author: Kaplan PE, Gandhavadi B, Richards L, Goldschmidt J.
publication: Arch Phys Med Rehabil. 1978 Oct;59(10):447-50.
Calcium metabolic balance determinations, which have been done in various clinical and experimental conditions, were applied to the study of 8 spinal cord injured patients receiving a diet with 1600 mg calcium and 85 to 120 gm protein daily. All of the patients had hypercalciuria prior to ambulation. Those with spinal cord injuries of less than 3 months duration (early group) had a calcium balance of -27 mg before ambulation and 235 mg after ambulation. Patients with spinal cord injuries of 6 months or more duration (late group) had calcium balances of 55 mg before ambulation and 175 mg after ambulation. Ambulation significantly decreased the hypercalciuria and modified the calcium balance in a positive direction. Smaller changes were noted in the responses of the late group than in those of the early group.
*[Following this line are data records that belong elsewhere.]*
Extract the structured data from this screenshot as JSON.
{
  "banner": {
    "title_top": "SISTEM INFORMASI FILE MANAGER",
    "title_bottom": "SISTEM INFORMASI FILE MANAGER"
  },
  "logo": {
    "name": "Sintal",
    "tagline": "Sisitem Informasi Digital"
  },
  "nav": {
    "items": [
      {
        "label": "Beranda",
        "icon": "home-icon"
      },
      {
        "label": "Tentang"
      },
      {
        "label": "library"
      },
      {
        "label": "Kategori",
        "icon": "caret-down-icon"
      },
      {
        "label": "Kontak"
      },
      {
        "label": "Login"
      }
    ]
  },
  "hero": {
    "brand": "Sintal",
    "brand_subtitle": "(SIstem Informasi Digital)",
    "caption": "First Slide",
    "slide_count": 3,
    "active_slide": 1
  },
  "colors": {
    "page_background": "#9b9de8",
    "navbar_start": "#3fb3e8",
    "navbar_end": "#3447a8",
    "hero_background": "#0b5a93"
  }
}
Early ambulation will probably prevent bone loss, calcium stones in the genitourinary tract, and other sequellae of negative calcium balance.
author: Chad KE, Bailey DA, McKay HA, Zello GA, Snyder RE.
publication: J Pediatr 1999 Jul;135(1):115-7.
After an 8-month physical activity intervention in children with cerebral palsy, increases in femoral neck bone mineral content (BMC) (9.6%), volumetric bone mineral density (v BMD) (5.6%), and total proximal femur BMC (11.5%) were observed in the intervention group (n = 9) compared with control subjects (n = 9; femoral neck BMC, -5. 8%; v BMD, -6.3%; total proximal femur BMC, 3.5%).
? Clinical Trial
? Randomized Controlled Trial